------ ENTRIES PROVIDED ------

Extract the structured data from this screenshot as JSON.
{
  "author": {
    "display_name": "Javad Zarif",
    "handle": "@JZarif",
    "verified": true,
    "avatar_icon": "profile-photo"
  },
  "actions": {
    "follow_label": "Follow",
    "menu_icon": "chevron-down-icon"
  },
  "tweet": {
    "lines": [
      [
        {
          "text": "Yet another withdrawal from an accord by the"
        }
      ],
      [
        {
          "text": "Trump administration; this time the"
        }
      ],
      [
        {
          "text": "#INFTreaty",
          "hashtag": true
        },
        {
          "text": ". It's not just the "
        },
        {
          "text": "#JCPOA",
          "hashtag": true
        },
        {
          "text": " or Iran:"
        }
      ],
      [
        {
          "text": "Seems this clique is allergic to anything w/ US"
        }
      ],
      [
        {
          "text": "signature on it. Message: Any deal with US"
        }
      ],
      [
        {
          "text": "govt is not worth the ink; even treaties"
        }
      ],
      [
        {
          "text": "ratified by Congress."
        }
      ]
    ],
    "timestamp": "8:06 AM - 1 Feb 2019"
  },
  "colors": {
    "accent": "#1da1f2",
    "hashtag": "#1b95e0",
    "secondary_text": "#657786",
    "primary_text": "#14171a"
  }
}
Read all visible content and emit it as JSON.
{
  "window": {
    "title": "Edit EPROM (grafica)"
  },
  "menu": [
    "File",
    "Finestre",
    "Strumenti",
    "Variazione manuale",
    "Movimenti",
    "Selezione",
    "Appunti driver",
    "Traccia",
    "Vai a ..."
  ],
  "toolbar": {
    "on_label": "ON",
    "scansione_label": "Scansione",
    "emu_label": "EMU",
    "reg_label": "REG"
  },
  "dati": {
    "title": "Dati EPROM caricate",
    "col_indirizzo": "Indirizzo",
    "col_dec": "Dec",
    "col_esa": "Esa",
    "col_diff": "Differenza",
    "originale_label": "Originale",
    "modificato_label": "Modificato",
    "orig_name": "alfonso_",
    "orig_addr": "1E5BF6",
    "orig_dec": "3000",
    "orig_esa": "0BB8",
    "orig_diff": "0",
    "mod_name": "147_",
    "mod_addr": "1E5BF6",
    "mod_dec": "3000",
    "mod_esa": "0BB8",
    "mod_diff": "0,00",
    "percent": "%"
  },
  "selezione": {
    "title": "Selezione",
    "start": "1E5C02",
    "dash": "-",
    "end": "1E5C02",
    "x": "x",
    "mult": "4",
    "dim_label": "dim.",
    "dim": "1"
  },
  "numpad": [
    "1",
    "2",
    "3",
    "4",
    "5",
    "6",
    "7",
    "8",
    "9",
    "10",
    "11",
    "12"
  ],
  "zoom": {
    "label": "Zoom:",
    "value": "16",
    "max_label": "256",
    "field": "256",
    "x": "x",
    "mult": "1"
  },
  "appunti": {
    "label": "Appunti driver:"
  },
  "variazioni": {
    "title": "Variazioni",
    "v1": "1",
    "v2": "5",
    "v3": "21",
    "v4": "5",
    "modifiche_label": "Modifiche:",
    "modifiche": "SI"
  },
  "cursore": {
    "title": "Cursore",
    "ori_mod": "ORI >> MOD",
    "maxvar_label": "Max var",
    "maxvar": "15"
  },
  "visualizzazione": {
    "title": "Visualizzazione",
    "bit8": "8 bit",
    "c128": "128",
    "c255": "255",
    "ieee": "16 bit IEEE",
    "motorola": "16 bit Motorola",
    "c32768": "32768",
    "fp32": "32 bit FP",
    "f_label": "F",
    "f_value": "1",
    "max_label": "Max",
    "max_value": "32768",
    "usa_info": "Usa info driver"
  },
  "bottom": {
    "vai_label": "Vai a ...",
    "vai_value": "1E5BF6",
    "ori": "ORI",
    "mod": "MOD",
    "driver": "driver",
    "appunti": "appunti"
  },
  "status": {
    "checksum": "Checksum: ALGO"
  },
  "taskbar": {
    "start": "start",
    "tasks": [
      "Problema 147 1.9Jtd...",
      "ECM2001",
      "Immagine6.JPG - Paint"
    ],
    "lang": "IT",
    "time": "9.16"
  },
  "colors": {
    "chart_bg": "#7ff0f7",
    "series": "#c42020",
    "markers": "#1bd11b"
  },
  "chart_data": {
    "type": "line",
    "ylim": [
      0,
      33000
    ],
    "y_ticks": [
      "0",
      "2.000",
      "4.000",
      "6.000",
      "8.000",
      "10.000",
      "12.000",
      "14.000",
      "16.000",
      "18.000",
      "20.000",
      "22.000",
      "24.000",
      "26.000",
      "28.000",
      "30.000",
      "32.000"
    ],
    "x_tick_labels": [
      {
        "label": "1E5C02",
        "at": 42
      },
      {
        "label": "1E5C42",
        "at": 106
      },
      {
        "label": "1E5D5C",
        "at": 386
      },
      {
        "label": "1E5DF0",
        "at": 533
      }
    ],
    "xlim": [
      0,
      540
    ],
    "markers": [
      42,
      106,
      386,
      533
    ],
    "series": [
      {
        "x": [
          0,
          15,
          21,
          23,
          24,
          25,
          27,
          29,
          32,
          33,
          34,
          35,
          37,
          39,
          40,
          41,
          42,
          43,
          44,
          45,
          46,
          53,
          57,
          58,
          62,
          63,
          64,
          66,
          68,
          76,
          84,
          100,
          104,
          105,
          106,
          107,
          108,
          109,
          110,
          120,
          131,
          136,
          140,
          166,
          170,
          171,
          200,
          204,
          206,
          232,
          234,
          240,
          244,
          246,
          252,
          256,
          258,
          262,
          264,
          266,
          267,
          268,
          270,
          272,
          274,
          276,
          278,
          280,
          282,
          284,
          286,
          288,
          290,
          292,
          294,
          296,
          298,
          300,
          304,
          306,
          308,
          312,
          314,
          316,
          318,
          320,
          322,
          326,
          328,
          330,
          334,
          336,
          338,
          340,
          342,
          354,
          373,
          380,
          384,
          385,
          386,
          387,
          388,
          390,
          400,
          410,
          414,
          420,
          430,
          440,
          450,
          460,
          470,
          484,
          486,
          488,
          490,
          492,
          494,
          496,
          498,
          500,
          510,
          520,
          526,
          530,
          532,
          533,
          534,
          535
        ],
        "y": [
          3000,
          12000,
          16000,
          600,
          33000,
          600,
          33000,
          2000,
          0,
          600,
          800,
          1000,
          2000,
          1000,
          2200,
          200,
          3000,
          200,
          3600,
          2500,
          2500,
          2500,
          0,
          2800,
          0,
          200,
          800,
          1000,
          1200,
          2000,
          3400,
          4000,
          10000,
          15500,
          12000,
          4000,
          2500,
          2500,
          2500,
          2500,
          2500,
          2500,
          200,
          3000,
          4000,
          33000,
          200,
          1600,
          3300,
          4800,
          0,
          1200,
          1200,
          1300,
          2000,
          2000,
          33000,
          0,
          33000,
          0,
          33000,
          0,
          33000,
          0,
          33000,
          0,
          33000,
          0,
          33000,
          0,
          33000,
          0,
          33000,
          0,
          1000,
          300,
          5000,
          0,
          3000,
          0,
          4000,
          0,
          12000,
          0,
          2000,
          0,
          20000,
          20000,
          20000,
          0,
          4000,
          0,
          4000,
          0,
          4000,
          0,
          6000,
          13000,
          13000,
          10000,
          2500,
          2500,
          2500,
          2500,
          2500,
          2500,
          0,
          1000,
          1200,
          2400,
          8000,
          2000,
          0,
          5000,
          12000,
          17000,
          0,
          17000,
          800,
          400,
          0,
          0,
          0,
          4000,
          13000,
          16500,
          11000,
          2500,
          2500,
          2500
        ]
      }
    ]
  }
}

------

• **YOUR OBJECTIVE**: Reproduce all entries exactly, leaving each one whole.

• **WORKED SOLUTION**:
Extract the structured data from this screenshot as JSON.
{
  "author": {
    "display_name": "Javad Zarif",
    "handle": "@JZarif",
    "verified": true,
    "avatar_icon": "profile-photo"
  },
  "actions": {
    "follow_label": "Follow",
    "menu_icon": "chevron-down-icon"
  },
  "tweet": {
    "lines": [
      [
        {
          "text": "Yet another withdrawal from an accord by the"
        }
      ],
      [
        {
          "text": "Trump administration; this time the"
        }
      ],
      [
        {
          "text": "#INFTreaty",
          "hashtag": true
        },
        {
          "text": ". It's not just the "
        },
        {
          "text": "#JCPOA",
          "hashtag": true
        },
        {
          "text": " or Iran:"
        }
      ],
      [
        {
          "text": "Seems this clique is allergic to anything w/ US"
        }
      ],
      [
        {
          "text": "signature on it. Message: Any deal with US"
        }
      ],
      [
        {
          "text": "govt is not worth the ink; even treaties"
        }
      ],
      [
        {
          "text": "ratified by Congress."
        }
      ]
    ],
    "timestamp": "8:06 AM - 1 Feb 2019"
  },
  "colors": {
    "accent": "#1da1f2",
    "hashtag": "#1b95e0",
    "secondary_text": "#657786",
    "primary_text": "#14171a"
  }
}
Read all visible content and emit it as JSON.
{
  "window": {
    "title": "Edit EPROM (grafica)"
  },
  "menu": [
    "File",
    "Finestre",
    "Strumenti",
    "Variazione manuale",
    "Movimenti",
    "Selezione",
    "Appunti driver",
    "Traccia",
    "Vai a ..."
  ],
  "toolbar": {
    "on_label": "ON",
    "scansione_label": "Scansione",
    "emu_label": "EMU",
    "reg_label": "REG"
  },
  "dati": {
    "title": "Dati EPROM caricate",
    "col_indirizzo": "Indirizzo",
    "col_dec": "Dec",
    "col_esa": "Esa",
    "col_diff": "Differenza",
    "originale_label": "Originale",
    "modificato_label": "Modificato",
    "orig_name": "alfonso_",
    "orig_addr": "1E5BF6",
    "orig_dec": "3000",
    "orig_esa": "0BB8",
    "orig_diff": "0",
    "mod_name": "147_",
    "mod_addr": "1E5BF6",
    "mod_dec": "3000",
    "mod_esa": "0BB8",
    "mod_diff": "0,00",
    "percent": "%"
  },
  "selezione": {
    "title": "Selezione",
    "start": "1E5C02",
    "dash": "-",
    "end": "1E5C02",
    "x": "x",
    "mult": "4",
    "dim_label": "dim.",
    "dim": "1"
  },
  "numpad": [
    "1",
    "2",
    "3",
    "4",
    "5",
    "6",
    "7",
    "8",
    "9",
    "10",
    "11",
    "12"
  ],
  "zoom": {
    "label": "Zoom:",
    "value": "16",
    "max_label": "256",
    "field": "256",
    "x": "x",
    "mult": "1"
  },
  "appunti": {
    "label": "Appunti driver:"
  },
  "variazioni": {
    "title": "Variazioni",
    "v1": "1",
    "v2": "5",
    "v3": "21",
    "v4": "5",
    "modifiche_label": "Modifiche:",
    "modifiche": "SI"
  },
  "cursore": {
    "title": "Cursore",
    "ori_mod": "ORI >> MOD",
    "maxvar_label": "Max var",
    "maxvar": "15"
  },
  "visualizzazione": {
    "title": "Visualizzazione",
    "bit8": "8 bit",
    "c128": "128",
    "c255": "255",
    "ieee": "16 bit IEEE",
    "motorola": "16 bit Motorola",
    "c32768": "32768",
    "fp32": "32 bit FP",
    "f_label": "F",
    "f_value": "1",
    "max_label": "Max",
    "max_value": "32768",
    "usa_info": "Usa info driver"
  },
  "bottom": {
    "vai_label": "Vai a ...",
    "vai_value": "1E5BF6",
    "ori": "ORI",
    "mod": "MOD",
    "driver": "driver",
    "appunti": "appunti"
  },
  "status": {
    "checksum": "Checksum: ALGO"
  },
  "taskbar": {
    "start": "start",
    "tasks": [
      "Problema 147 1.9Jtd...",
      "ECM2001",
      "Immagine6.JPG - Paint"
    ],
    "lang": "IT",
    "time": "9.16"
  },
  "colors": {
    "chart_bg": "#7ff0f7",
    "series": "#c42020",
    "markers": "#1bd11b"
  },
  "chart_data": {
    "type": "line",
    "ylim": [
      0,
      33000
    ],
    "y_ticks": [
      "0",
      "2.000",
      "4.000",
      "6.000",
      "8.000",
      "10.000",
      "12.000",
      "14.000",
      "16.000",
      "18.000",
      "20.000",
      "22.000",
      "24.000",
      "26.000",
      "28.000",
      "30.000",
      "32.000"
    ],
    "x_tick_labels": [
      {
        "label": "1E5C02",
        "at": 42
      },
      {
        "label": "1E5C42",
        "at": 106
      },
      {
        "label": "1E5D5C",
        "at": 386
      },
      {
        "label": "1E5DF0",
        "at": 533
      }
    ],
    "xlim": [
      0,
      540
    ],
    "markers": [
      42,
      106,
      386,
      533
    ],
    "series": [
      {
        "x": [
          0,
          15,
          21,
          23,
          24,
          25,
          27,
          29,
          32,
          33,
          34,
          35,
          37,
          39,
          40,
          41,
          42,
          43,
          44,
          45,
          46,
          53,
          57,
          58,
          62,
          63,
          64,
          66,
          68,
          76,
          84,
          100,
          104,
          105,
          106,
          107,
          108,
          109,
          110,
          120,
          131,
          136,
          140,
          166,
          170,
          171,
          200,
          204,
          206,
          232,
          234,
          240,
          244,
          246,
          252,
          256,
          258,
          262,
          264,
          266,
          267,
          268,
          270,
          272,
          274,
          276,
          278,
          280,
          282,
          284,
          286,
          288,
          290,
          292,
          294,
          296,
          298,
          300,
          304,
          306,
          308,
          312,
          314,
          316,
          318,
          320,
          322,
          326,
          328,
          330,
          334,
          336,
          338,
          340,
          342,
          354,
          373,
          380,
          384,
          385,
          386,
          387,
          388,
          390,
          400,
          410,
          414,
          420,
          430,
          440,
          450,
          460,
          470,
          484,
          486,
          488,
          490,
          492,
          494,
          496,
          498,
          500,
          510,
          520,
          526,
          530,
          532,
          533,
          534,
          535
        ],
        "y": [
          3000,
          12000,
          16000,
          600,
          33000,
          600,
          33000,
          2000,
          0,
          600,
          800,
          1000,
          2000,
          1000,
          2200,
          200,
          3000,
          200,
          3600,
          2500,
          2500,
          2500,
          0,
          2800,
          0,
          200,
          800,
          1000,
          1200,
          2000,
          3400,
          4000,
          10000,
          15500,
          12000,
          4000,
          2500,
          2500,
          2500,
          2500,
          2500,
          2500,
          200,
          3000,
          4000,
          33000,
          200,
          1600,
          3300,
          4800,
          0,
          1200,
          1200,
          1300,
          2000,
          2000,
          33000,
          0,
          33000,
          0,
          33000,
          0,
          33000,
          0,
          33000,
          0,
          33000,
          0,
          33000,
          0,
          33000,
          0,
          33000,
          0,
          1000,
          300,
          5000,
          0,
          3000,
          0,
          4000,
          0,
          12000,
          0,
          2000,
          0,
          20000,
          20000,
          20000,
          0,
          4000,
          0,
          4000,
          0,
          4000,
          0,
          6000,
          13000,
          13000,
          10000,
          2500,
          2500,
          2500,
          2500,
          2500,
          2500,
          0,
          1000,
          1200,
          2400,
          8000,
          2000,
          0,
          5000,
          12000,
          17000,
          0,
          17000,
          800,
          400,
          0,
          0,
          0,
          4000,
          13000,
          16500,
          11000,
          2500,
          2500,
          2500
        ]
      }
    ]
  }
}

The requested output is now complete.